*Assignment*. Where a line in the listing contains the string "each", copy that line out.

--- START ---

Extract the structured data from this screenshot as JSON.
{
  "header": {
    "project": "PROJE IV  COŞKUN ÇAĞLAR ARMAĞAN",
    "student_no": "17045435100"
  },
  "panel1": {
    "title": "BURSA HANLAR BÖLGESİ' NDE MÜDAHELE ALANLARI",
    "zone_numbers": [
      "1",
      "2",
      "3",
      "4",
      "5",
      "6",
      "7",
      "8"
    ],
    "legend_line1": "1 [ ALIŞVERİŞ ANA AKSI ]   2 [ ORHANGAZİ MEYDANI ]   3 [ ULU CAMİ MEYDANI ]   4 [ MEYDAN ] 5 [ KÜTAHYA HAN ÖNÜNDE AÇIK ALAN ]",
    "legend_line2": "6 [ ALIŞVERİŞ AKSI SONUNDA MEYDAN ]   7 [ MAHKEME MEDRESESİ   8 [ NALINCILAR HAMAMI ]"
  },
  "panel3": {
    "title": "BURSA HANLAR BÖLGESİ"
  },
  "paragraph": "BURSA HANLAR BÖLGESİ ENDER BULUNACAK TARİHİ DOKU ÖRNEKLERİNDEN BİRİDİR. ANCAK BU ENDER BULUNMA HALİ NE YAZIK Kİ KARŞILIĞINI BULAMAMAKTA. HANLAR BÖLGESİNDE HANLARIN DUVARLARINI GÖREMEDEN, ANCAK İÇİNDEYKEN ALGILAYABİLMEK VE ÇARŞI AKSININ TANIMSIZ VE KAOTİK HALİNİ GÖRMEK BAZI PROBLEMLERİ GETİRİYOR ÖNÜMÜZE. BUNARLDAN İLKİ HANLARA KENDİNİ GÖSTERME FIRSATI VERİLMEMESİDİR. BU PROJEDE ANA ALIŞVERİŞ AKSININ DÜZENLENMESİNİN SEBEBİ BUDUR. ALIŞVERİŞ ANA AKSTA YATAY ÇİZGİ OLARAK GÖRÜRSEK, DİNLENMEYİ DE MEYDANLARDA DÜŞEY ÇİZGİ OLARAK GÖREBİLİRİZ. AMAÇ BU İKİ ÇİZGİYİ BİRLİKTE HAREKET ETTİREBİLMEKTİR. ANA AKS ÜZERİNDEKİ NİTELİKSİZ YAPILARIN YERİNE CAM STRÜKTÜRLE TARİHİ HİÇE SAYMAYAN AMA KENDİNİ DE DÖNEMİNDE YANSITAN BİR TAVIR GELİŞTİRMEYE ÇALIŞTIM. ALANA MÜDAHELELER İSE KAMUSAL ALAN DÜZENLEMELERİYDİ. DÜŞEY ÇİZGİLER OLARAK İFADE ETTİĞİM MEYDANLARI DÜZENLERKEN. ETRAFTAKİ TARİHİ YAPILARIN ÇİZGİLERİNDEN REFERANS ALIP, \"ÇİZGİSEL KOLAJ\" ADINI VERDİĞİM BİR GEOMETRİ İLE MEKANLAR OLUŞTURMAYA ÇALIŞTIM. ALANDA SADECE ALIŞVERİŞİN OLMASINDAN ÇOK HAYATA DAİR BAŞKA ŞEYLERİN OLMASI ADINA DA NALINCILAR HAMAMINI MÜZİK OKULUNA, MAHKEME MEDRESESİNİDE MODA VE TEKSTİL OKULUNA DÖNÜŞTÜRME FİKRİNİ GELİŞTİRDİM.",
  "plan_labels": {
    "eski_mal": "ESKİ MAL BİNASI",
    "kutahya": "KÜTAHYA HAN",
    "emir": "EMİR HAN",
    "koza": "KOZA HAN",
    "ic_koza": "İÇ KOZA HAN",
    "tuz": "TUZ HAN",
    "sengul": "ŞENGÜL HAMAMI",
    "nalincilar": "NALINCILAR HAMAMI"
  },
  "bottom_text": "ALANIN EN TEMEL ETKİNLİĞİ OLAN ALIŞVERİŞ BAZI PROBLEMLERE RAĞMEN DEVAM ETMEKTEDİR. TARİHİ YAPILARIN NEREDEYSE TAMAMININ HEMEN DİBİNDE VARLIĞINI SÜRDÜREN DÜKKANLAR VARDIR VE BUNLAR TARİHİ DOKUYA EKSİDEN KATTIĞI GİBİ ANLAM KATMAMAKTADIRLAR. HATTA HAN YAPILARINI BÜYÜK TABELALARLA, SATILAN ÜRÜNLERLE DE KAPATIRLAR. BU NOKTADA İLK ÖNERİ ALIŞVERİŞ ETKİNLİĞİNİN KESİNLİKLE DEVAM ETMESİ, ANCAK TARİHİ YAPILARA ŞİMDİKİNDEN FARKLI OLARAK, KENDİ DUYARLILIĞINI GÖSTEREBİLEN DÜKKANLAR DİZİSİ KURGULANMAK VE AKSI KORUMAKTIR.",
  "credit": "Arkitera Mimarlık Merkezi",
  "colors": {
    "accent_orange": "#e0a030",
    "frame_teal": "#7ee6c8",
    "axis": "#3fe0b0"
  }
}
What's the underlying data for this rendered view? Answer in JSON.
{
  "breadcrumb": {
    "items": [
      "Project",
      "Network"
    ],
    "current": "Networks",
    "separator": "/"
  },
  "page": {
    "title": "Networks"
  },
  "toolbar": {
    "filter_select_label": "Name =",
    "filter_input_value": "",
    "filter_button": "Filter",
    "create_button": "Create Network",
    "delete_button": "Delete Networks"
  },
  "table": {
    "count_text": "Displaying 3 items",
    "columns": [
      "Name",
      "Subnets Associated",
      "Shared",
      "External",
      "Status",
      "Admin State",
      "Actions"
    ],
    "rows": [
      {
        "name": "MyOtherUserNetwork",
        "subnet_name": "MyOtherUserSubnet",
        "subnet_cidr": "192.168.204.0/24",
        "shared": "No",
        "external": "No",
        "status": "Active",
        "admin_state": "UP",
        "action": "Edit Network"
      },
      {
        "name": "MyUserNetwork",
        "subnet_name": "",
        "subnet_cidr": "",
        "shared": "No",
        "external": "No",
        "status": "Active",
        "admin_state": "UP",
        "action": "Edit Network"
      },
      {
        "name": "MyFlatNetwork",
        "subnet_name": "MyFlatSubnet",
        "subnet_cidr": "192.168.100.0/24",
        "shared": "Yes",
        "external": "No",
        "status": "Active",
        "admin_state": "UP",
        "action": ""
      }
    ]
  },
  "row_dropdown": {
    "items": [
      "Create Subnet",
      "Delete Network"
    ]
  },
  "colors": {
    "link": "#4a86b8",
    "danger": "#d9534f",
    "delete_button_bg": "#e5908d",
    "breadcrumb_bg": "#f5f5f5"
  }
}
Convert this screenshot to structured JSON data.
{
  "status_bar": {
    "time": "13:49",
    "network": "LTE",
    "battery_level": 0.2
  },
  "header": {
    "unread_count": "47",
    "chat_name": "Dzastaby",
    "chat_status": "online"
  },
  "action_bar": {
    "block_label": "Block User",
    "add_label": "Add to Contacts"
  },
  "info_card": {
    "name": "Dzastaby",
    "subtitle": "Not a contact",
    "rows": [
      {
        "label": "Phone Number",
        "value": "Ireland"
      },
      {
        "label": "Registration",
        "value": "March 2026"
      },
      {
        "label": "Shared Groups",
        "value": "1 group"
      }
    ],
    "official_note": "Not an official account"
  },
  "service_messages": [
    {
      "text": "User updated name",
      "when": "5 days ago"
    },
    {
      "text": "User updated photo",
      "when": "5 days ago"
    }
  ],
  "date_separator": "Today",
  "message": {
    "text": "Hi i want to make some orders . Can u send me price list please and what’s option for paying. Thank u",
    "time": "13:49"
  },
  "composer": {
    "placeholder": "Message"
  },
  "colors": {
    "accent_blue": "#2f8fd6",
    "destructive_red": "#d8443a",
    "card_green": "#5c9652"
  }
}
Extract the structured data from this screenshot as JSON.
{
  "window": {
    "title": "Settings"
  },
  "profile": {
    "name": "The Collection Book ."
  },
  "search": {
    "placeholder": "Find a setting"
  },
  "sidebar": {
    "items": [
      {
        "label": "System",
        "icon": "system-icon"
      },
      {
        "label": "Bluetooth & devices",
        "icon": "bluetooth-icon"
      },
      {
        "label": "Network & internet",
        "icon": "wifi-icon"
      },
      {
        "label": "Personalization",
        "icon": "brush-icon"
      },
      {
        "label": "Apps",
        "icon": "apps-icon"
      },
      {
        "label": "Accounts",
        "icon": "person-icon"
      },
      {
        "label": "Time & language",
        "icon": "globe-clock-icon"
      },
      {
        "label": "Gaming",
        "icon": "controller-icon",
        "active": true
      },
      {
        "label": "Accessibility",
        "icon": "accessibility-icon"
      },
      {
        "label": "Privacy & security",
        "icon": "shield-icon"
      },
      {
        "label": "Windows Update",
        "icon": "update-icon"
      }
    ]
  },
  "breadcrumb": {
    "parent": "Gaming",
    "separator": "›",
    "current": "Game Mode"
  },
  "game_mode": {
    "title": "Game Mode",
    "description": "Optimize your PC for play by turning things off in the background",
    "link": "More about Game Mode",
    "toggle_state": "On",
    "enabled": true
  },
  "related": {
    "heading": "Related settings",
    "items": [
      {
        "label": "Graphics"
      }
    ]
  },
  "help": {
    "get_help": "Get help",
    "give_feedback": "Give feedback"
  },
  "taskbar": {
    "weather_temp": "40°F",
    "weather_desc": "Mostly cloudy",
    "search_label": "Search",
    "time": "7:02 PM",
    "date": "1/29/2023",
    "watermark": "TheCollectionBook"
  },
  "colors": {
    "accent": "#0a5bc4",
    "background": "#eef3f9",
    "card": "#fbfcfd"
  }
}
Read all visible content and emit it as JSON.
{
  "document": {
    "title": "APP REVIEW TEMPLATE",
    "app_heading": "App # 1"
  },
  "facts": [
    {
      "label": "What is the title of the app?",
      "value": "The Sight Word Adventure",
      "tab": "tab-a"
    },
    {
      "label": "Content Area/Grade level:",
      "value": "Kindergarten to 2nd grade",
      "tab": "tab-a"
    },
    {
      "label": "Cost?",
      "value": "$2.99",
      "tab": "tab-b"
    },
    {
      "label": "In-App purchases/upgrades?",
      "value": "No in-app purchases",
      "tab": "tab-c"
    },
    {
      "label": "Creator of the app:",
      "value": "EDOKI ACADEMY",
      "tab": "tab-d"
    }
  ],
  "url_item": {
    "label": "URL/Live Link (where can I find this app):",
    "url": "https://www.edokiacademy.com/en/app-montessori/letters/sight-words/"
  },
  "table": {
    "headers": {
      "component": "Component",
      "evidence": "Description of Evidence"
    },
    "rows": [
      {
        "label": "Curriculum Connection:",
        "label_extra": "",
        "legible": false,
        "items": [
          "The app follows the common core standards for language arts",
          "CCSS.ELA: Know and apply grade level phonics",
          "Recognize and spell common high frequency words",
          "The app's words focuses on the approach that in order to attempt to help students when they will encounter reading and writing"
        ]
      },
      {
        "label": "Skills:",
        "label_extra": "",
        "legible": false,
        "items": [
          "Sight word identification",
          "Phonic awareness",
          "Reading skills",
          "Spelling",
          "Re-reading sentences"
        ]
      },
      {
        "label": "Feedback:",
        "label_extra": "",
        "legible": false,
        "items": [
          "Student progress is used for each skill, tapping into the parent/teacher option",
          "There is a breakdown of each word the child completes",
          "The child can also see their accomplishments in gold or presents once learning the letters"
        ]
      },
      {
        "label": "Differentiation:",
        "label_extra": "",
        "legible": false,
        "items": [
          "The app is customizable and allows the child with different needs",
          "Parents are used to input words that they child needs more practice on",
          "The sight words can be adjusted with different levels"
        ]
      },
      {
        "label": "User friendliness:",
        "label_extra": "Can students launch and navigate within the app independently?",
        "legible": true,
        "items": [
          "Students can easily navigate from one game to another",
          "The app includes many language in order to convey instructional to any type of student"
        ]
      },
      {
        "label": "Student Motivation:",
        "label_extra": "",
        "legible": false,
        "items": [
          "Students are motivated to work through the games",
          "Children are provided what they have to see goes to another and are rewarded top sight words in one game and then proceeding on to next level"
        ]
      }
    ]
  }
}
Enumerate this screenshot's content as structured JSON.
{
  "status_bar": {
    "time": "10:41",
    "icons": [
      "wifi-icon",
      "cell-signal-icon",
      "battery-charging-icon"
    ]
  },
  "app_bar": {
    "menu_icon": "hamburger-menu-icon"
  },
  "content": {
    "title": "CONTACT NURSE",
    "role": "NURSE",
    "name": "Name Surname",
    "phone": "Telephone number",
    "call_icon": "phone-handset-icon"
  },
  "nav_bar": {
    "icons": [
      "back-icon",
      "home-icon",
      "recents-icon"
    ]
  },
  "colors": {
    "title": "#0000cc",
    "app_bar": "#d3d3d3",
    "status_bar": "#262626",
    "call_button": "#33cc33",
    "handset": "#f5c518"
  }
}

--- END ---

*Response*.
          "Student progress is used for each skill, tapping into the parent/teacher option",
          "There is a breakdown of each word the child completes",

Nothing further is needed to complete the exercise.